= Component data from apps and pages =

● ● ●

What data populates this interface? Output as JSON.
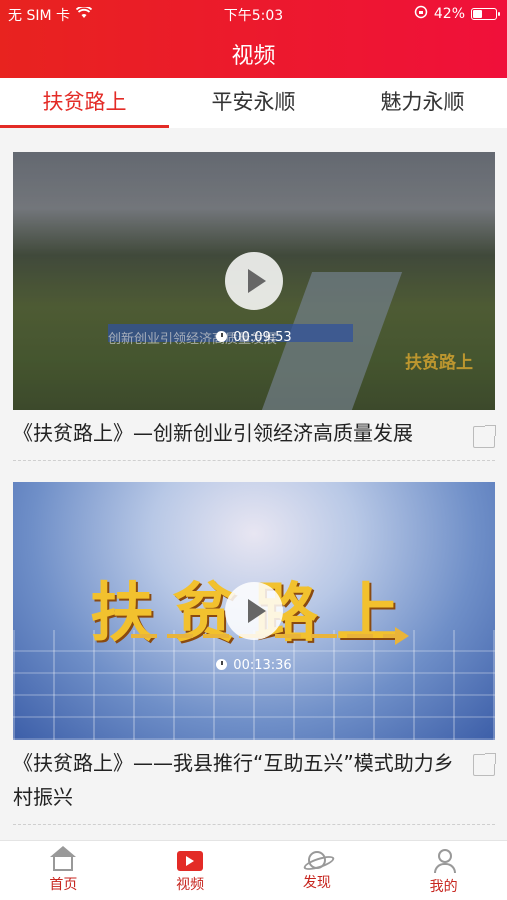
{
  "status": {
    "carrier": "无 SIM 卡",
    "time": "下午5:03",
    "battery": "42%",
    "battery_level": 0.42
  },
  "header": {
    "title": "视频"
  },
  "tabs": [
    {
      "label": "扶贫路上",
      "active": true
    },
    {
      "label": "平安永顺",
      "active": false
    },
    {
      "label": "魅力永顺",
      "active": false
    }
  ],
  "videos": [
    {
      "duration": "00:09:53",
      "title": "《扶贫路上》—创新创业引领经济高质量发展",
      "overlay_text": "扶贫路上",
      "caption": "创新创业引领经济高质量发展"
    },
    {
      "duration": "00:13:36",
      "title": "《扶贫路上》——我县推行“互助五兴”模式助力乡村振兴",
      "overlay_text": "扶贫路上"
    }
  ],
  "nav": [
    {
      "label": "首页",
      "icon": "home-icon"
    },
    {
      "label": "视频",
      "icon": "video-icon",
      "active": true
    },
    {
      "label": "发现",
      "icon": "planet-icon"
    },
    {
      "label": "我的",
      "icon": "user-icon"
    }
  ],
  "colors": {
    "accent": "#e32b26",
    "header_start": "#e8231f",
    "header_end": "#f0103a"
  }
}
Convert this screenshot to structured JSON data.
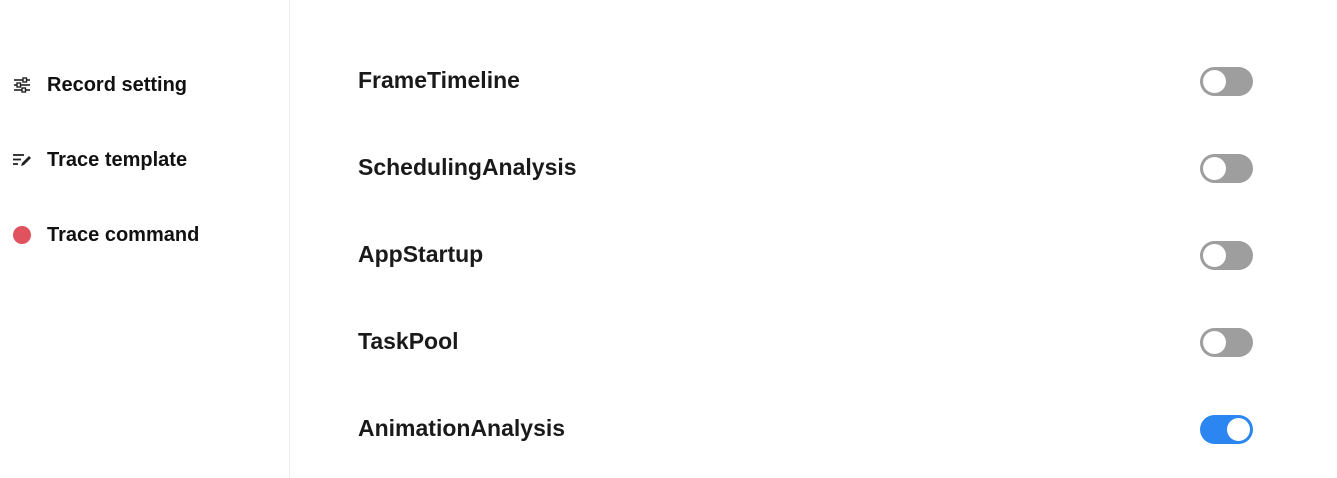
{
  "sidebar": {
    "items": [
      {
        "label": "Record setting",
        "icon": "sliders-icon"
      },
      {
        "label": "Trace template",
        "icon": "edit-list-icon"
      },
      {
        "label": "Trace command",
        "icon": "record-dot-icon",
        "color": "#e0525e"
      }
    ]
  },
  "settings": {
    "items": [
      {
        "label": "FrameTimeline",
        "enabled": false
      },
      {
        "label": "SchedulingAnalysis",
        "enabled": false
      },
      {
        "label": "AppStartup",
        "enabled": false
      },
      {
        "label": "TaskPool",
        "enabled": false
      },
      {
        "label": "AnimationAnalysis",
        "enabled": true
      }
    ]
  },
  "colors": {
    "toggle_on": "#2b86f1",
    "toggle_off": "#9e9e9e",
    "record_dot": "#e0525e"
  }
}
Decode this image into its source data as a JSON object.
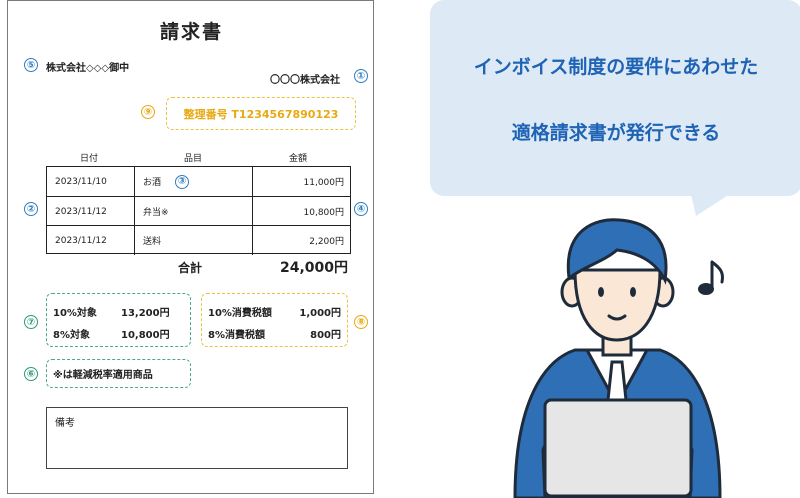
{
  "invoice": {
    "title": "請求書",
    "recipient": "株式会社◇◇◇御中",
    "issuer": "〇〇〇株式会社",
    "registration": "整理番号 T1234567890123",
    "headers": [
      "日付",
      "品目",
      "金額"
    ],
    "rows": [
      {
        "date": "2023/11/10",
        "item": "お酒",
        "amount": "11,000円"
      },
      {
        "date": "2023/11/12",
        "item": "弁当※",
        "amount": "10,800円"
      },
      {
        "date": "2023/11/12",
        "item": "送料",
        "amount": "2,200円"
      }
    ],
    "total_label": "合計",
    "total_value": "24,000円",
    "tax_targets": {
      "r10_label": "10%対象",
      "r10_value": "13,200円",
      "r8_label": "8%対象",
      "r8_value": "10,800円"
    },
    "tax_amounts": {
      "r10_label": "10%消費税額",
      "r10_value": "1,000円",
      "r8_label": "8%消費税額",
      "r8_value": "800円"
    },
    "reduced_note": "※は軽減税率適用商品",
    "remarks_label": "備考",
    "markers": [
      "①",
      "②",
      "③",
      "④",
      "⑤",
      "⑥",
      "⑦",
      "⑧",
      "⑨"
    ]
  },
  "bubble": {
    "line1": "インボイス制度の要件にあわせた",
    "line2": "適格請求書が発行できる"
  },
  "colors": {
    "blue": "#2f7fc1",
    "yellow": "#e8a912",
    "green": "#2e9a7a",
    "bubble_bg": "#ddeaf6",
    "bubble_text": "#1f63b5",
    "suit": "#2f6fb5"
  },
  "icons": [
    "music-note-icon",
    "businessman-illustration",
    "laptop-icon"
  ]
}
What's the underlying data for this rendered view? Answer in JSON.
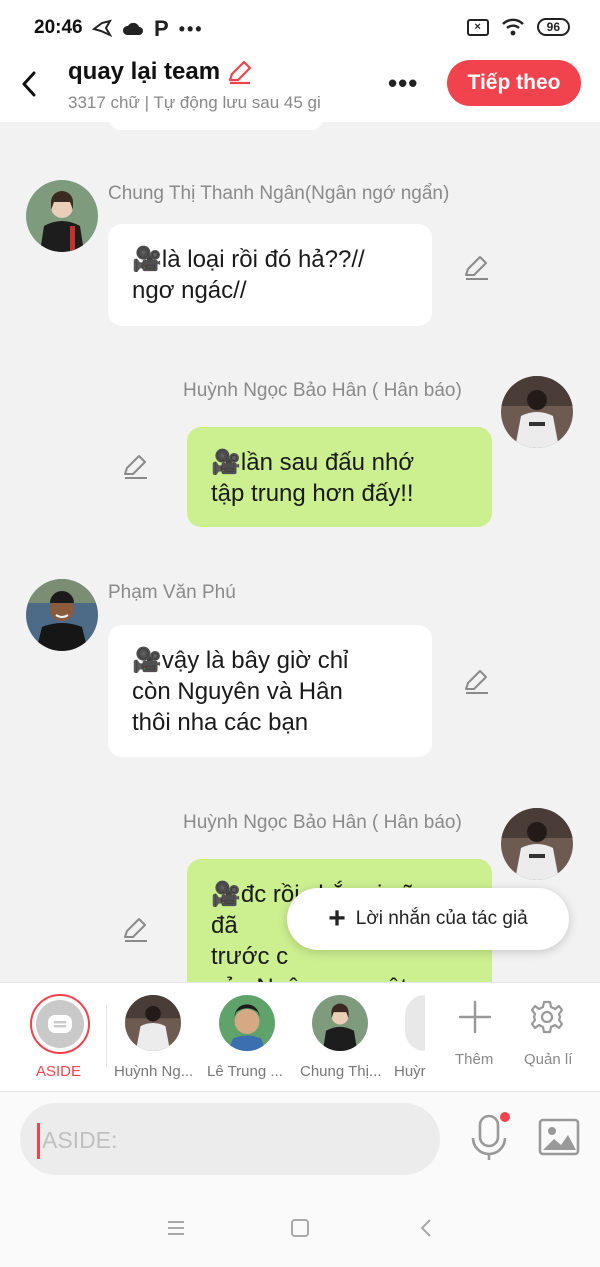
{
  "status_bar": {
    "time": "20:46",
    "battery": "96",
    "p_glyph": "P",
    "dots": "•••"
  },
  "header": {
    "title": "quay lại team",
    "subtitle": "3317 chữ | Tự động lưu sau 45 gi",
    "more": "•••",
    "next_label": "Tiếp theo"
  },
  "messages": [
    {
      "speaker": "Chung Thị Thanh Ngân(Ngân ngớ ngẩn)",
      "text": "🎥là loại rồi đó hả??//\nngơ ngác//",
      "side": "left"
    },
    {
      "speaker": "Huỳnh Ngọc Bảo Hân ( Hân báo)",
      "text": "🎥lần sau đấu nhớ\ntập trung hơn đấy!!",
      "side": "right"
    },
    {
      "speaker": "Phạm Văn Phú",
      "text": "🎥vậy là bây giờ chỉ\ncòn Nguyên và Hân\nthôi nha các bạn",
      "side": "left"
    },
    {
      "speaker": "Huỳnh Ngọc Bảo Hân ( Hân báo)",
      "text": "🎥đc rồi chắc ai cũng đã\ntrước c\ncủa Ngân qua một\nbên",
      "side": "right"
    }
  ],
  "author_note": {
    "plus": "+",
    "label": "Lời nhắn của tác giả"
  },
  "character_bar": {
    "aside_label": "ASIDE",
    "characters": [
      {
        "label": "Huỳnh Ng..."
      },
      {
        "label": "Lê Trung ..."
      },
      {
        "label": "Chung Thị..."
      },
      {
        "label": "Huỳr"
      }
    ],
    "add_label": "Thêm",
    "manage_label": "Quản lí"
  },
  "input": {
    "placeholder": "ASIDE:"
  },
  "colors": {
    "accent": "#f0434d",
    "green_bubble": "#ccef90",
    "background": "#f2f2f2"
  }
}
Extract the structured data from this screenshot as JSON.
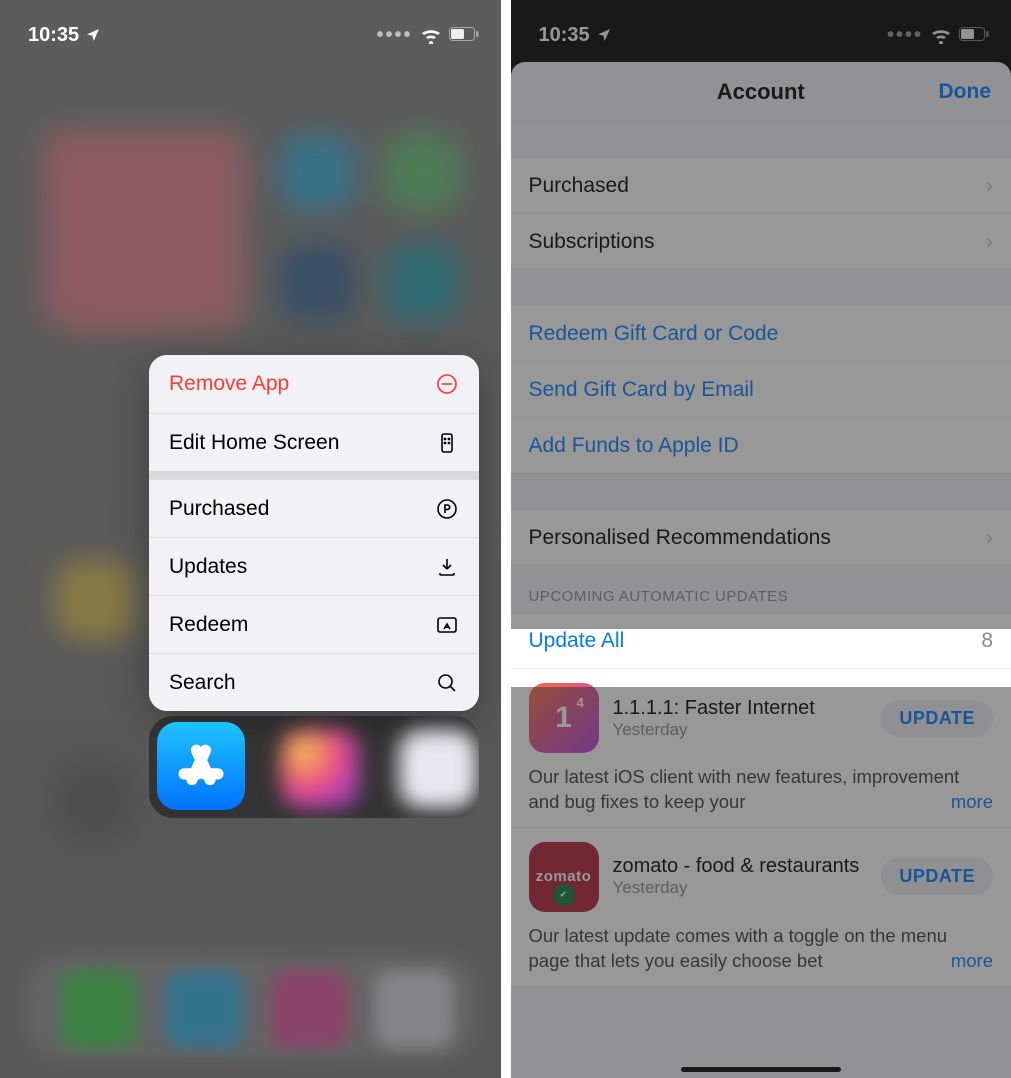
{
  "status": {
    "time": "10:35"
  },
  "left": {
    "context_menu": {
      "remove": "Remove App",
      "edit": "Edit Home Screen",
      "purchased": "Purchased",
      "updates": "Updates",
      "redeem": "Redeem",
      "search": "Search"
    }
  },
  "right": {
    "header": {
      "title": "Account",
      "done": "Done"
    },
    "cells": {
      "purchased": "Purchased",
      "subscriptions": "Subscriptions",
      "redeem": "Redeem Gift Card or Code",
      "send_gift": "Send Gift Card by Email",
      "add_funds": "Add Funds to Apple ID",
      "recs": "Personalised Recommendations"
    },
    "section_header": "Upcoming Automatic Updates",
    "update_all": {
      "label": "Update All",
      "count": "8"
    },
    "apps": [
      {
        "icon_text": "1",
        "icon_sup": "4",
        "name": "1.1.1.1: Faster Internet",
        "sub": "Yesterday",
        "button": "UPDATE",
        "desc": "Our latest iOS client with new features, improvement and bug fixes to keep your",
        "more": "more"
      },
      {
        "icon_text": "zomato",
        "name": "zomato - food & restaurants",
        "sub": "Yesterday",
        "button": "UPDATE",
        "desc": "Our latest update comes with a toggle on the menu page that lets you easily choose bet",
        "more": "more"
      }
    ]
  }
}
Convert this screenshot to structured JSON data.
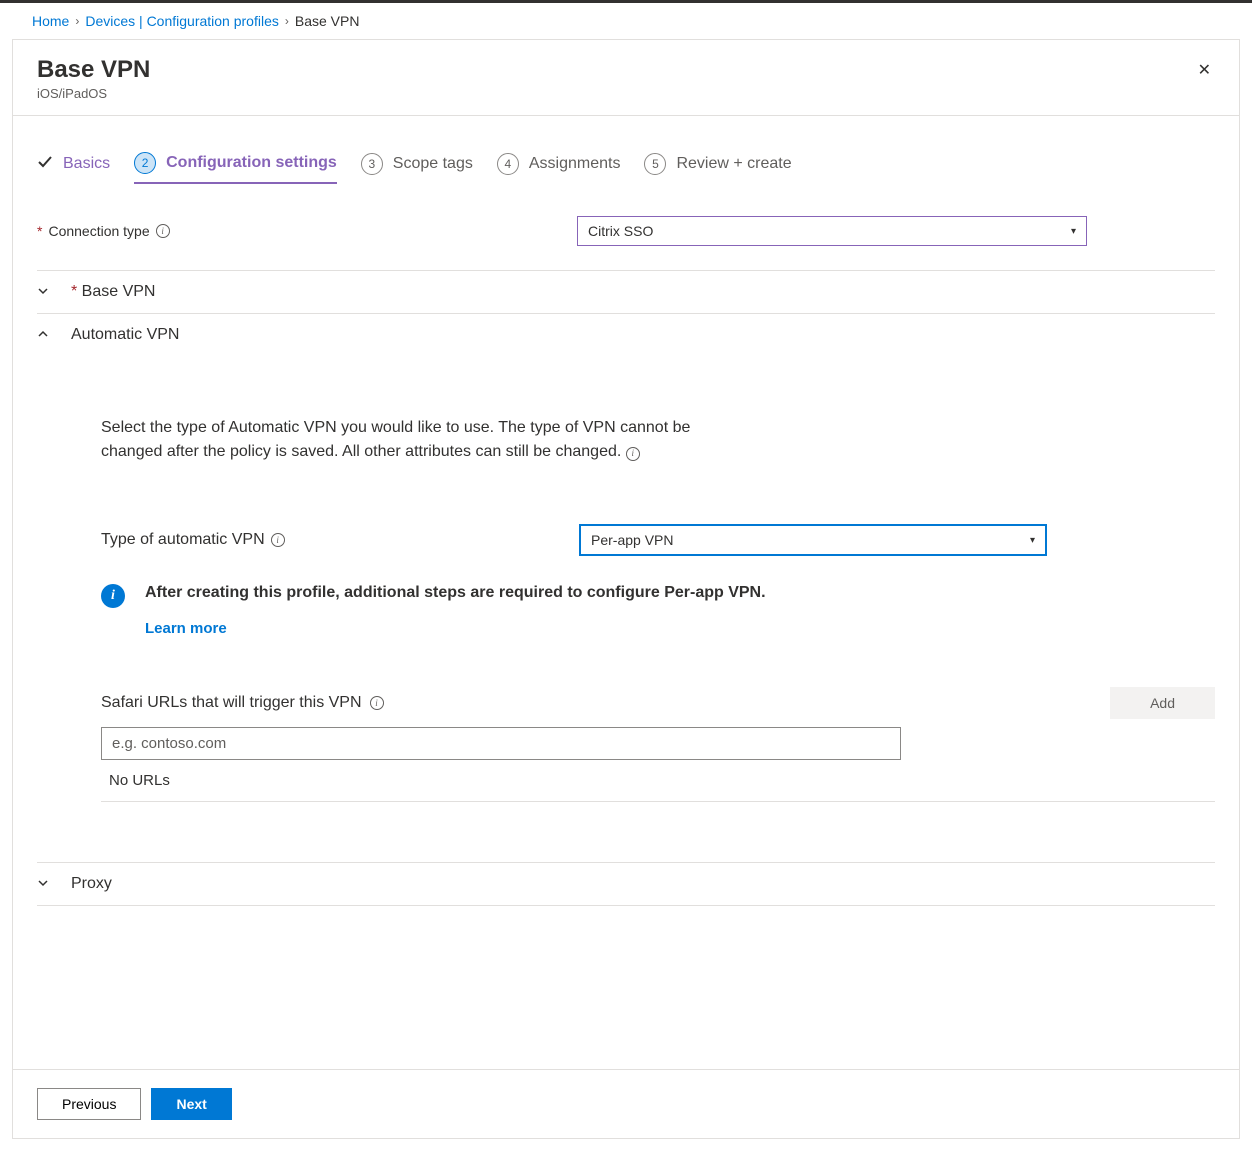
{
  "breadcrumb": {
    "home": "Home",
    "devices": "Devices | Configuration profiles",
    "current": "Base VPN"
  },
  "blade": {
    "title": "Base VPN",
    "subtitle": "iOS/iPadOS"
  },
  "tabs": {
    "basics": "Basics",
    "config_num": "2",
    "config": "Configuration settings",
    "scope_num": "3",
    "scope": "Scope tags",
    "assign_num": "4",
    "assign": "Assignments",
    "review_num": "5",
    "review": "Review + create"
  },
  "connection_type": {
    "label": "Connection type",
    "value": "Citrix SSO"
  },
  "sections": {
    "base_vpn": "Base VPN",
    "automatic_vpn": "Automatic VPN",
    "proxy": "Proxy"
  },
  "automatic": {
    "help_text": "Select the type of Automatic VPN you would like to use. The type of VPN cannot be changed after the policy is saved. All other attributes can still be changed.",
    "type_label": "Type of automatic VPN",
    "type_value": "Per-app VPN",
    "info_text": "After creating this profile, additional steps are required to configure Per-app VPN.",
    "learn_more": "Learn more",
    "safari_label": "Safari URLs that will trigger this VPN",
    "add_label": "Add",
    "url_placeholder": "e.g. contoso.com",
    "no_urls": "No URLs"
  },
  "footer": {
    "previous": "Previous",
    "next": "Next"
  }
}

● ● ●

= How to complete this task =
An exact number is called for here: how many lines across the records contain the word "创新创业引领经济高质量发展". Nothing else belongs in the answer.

= Answer =
2